We hope that many of you consider joining us at the next MOD Forum, which will include a deep dive for Alliance members on several MOD issues and an overview forum for general attendees. We will host the event on June 3, the day before the ITS America Annual Meeting begins, in Washington DC, June 4th – 7th.
For more information, please contact Amy Ford, Director, Mobility on Demand Alliance at firstname.lastname@example.org
ITS America Staff CONNECTION: CHRISTIANA CAMERON, ITS AMERICA
Name: Christiana Cameron
Title: Chief Financial Officers
Company: ITS America
Favorite Part of working at ITSA: I learn something new every day.
What’s the future of #ITS look like to you? I’m not a transportation expert, but living in the congested DC metropolitan area – with extremely high housing costs in our urban core – I spend a lot of time thinking about how thoughtful deployment of ITS can address quality of life and equity issues for all members of our larger community.
Most looking forward to in 2019: This is only my second Annual Meeting with ITS America, and I’m thrilled that we’re hosting it this year in my adopted hometown, Washington, DC. I can’t think of a better place to gather innovative leaders from across our industry for vibrant conversations about the future of intelligent mobility.

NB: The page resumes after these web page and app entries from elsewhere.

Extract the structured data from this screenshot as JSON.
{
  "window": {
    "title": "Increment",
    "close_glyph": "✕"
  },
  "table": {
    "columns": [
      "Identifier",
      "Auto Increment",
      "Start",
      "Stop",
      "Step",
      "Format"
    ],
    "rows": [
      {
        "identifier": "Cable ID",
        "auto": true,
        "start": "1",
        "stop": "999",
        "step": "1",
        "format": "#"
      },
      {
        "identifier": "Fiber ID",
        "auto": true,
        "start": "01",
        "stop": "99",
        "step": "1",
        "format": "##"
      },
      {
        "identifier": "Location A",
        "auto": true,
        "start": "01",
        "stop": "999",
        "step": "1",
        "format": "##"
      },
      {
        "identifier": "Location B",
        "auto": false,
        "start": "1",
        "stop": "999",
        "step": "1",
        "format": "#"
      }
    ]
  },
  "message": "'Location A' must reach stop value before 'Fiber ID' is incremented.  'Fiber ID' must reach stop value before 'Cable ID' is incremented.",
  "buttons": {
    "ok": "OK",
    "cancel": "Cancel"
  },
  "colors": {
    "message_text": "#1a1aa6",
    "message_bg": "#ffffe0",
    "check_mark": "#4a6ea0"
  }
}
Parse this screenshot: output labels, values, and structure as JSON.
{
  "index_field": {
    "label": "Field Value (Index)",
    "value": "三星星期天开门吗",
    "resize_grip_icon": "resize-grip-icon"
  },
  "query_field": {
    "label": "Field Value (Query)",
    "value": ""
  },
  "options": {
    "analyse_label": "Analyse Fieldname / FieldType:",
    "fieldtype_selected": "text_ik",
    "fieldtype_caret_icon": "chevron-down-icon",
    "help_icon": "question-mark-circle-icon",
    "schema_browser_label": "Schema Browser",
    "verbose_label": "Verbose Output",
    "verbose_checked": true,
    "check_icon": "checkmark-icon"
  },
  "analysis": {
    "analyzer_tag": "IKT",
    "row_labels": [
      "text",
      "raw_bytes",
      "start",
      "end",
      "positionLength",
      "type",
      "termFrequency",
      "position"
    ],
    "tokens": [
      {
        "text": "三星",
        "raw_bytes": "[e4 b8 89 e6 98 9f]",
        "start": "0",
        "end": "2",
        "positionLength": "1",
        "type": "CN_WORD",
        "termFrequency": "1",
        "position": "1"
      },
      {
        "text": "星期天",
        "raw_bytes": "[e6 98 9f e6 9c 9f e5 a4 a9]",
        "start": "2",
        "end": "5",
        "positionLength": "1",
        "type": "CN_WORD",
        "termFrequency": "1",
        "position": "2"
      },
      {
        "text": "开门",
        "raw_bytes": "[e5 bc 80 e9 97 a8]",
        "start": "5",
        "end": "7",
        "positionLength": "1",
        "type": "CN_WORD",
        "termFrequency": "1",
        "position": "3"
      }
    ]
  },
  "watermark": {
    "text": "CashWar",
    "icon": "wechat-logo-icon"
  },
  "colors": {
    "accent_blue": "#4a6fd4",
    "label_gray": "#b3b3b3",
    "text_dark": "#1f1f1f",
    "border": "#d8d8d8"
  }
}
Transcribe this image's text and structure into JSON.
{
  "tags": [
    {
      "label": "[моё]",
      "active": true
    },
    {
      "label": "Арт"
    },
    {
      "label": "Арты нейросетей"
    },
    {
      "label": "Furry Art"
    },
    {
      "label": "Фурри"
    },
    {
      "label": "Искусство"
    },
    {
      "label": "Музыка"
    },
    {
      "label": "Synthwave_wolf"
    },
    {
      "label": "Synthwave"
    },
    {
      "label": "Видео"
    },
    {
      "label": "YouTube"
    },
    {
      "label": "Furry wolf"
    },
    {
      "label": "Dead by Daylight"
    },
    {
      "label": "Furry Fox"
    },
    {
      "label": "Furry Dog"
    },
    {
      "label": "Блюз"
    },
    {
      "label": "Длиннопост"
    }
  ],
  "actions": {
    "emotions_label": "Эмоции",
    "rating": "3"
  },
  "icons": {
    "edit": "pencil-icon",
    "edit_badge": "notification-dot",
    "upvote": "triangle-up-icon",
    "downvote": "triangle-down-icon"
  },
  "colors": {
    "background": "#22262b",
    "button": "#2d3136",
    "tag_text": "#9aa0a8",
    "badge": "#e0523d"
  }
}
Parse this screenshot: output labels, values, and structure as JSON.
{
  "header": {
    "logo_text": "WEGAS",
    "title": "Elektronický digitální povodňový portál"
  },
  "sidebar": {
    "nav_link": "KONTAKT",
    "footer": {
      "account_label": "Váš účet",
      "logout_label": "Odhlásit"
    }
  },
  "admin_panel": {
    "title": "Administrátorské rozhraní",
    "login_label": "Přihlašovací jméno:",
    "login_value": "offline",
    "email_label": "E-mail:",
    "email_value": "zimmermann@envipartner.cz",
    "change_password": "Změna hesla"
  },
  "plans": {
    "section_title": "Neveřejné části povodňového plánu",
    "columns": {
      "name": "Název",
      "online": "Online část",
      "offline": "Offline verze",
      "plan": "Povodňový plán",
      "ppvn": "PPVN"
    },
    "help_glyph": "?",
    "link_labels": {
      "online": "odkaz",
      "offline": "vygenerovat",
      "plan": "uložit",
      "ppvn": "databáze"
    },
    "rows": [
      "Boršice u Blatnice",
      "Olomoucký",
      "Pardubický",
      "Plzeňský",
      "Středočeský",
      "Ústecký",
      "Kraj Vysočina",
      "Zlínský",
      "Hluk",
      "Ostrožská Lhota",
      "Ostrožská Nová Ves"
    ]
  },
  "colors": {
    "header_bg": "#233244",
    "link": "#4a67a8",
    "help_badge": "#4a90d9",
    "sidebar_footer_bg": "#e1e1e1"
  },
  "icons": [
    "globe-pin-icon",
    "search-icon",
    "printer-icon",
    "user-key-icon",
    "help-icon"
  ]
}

Favorite place to travel: I’ve traveled extensively in Europe, the Americas and throughout the Mediterranean, have seen some pretty incredible things and met a lot of really interesting people. But when I need to recharge with family, my absolute favorite place is the northern part of Lake George in the Adirondacks of upstate New York where my husband grew up. The water is so clean you can drink it straight from the lake, the fishing for small mouth bass and the occasional perch is pretty much all you need for dinner, the summer weather is perfect and there’s almost nothing better for the soul than lazing away a day with family on the dock or the boat.
Most Unusual Job you have ever had before current position: Immediately after graduation from university, for the better part of a year I interned at the Italian Consulate in NYC, working for their cultural attaché. It was a fascinating subculture, perfect for someone who loves to sit back and observe human interactions. If I ever write a book, characters from my time at I’ Istituto Italiano di Cultura will figure prominently.
If you weren’t working in Transportation industry you would: If I hadn’t pursued a career in business, I would be probably be a professor of Italian language.